## Task to carry out
All lines containing the string "FUENTES" must be copied from the entries.

[[ Data supplied, beginning ]]

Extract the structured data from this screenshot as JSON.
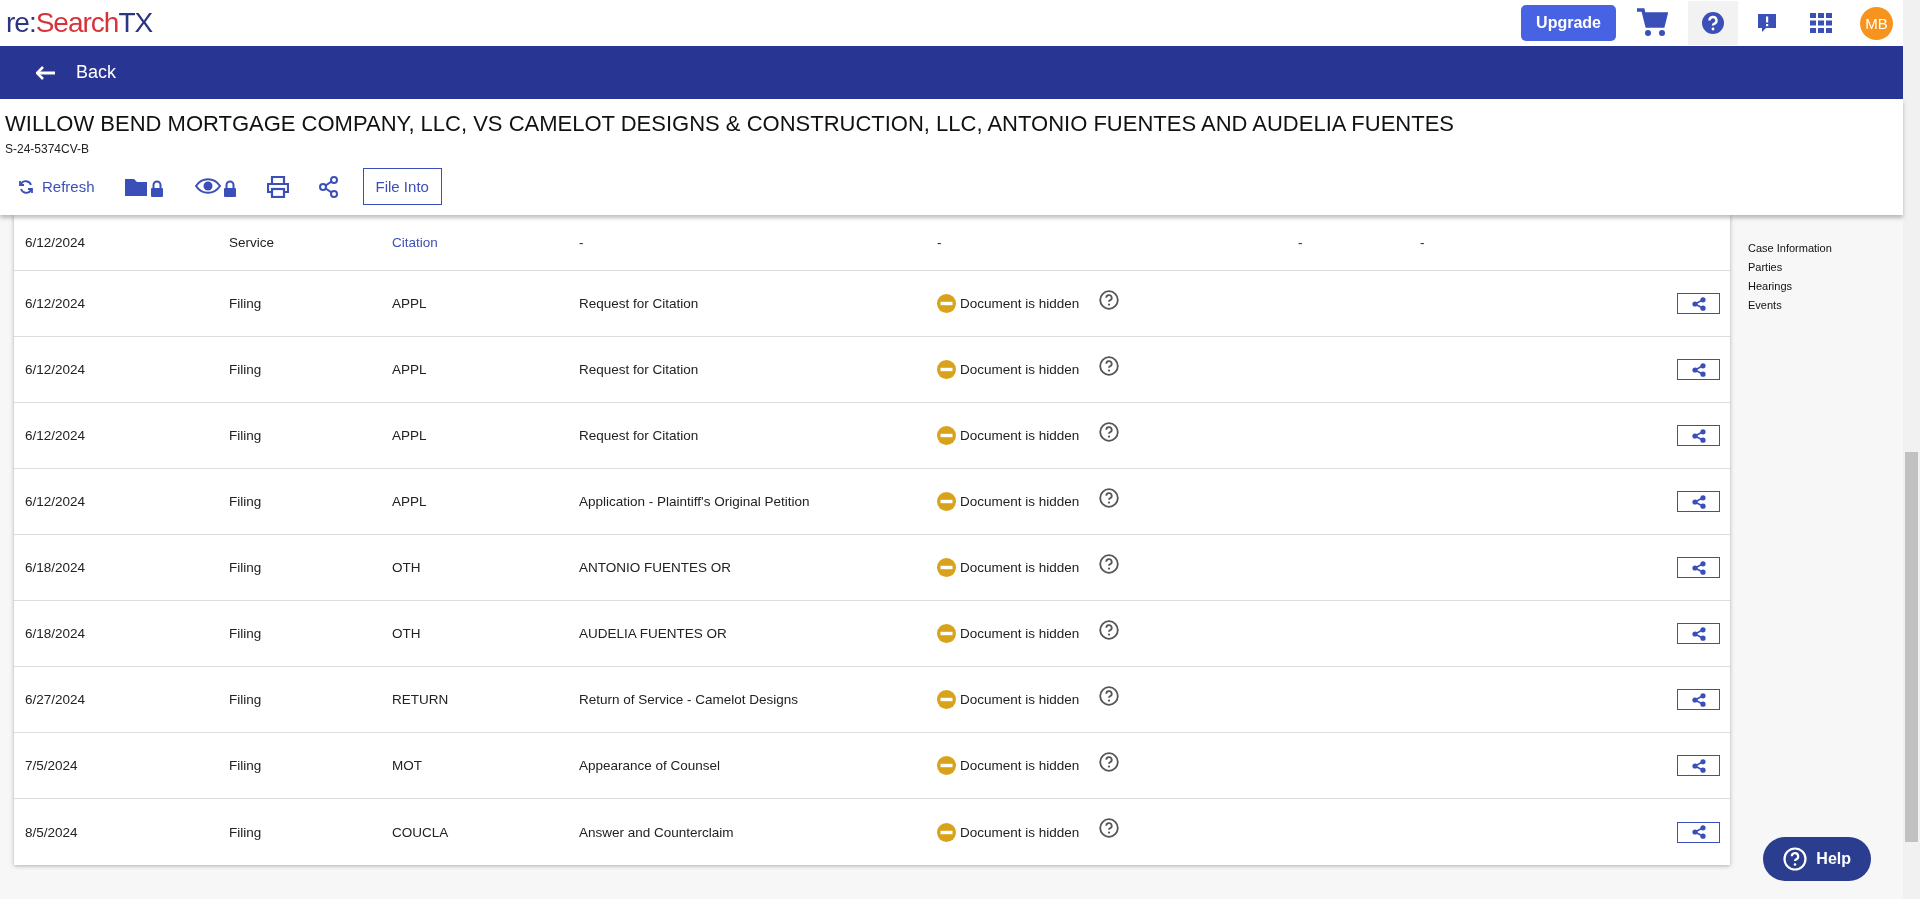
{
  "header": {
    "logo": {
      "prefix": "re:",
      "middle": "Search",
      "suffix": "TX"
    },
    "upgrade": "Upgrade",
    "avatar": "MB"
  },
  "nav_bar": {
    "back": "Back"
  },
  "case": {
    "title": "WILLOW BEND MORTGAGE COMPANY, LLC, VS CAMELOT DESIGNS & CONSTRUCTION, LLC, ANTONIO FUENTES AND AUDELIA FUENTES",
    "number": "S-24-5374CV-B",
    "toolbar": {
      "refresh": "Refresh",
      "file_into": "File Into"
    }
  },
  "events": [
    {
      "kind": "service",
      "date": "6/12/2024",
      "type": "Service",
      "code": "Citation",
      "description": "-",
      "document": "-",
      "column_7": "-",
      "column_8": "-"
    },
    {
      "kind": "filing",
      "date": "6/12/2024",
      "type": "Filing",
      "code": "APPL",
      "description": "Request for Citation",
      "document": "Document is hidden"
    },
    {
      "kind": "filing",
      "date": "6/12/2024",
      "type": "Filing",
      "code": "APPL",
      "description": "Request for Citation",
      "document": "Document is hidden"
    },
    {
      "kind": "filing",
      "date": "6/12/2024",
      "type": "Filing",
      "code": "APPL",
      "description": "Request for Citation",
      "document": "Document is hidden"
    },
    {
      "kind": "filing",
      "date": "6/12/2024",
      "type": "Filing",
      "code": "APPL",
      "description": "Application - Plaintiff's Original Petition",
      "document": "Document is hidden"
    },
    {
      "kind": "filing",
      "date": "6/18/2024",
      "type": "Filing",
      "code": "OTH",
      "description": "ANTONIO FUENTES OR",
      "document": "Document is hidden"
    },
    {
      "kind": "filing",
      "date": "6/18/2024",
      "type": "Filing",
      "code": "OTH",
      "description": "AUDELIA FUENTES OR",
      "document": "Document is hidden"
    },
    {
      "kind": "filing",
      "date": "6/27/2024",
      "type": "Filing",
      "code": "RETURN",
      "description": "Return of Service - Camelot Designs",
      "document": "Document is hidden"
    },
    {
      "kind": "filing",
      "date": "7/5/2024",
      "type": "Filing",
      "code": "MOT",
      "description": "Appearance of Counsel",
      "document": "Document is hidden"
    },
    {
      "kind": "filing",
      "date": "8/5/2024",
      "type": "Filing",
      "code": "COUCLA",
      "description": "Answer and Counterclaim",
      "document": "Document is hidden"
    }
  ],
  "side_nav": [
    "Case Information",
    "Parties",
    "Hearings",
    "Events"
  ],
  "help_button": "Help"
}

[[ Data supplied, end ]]
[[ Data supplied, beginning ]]

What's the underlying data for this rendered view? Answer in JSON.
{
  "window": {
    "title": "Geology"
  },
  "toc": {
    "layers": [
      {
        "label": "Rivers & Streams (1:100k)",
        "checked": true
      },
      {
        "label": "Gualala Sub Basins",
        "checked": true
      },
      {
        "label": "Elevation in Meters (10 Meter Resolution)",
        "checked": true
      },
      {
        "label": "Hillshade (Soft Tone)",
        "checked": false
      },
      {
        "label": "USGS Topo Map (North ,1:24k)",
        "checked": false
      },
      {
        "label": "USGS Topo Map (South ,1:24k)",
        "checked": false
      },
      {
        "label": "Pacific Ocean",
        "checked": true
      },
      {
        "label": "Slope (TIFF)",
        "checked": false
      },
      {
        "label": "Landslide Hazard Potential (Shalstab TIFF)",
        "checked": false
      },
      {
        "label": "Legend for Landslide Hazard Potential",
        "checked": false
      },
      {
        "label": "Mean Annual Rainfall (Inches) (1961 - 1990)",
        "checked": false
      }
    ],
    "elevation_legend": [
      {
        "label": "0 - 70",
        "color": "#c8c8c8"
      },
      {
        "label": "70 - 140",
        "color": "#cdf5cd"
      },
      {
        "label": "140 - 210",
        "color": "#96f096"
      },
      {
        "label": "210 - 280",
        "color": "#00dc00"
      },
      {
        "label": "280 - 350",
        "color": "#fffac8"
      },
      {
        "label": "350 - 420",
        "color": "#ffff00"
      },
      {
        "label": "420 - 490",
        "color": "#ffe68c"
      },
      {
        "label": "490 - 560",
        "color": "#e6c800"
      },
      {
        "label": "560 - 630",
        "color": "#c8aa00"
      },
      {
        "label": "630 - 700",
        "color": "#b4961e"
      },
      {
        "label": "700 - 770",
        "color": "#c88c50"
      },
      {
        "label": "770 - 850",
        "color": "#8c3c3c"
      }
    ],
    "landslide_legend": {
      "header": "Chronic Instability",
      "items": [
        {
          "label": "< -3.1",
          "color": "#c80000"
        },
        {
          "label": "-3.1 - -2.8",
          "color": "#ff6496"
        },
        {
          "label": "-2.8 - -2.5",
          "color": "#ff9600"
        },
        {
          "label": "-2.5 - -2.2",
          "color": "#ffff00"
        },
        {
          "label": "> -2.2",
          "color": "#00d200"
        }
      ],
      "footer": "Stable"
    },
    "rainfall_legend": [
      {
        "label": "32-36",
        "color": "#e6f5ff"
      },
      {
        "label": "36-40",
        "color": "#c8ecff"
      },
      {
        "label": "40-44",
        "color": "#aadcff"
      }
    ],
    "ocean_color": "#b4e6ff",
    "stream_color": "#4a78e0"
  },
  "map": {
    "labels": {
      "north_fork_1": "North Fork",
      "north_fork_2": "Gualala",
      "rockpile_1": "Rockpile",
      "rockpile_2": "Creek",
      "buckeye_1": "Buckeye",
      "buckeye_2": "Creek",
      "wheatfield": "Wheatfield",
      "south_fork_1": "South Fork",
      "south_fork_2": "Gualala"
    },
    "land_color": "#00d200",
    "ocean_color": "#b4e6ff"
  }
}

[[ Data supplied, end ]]

## Answer to this task
    "title": "WILLOW BEND MORTGAGE COMPANY, LLC, VS CAMELOT DESIGNS & CONSTRUCTION, LLC, ANTONIO FUENTES AND AUDELIA FUENTES",
      "description": "ANTONIO FUENTES OR",
      "description": "AUDELIA FUENTES OR",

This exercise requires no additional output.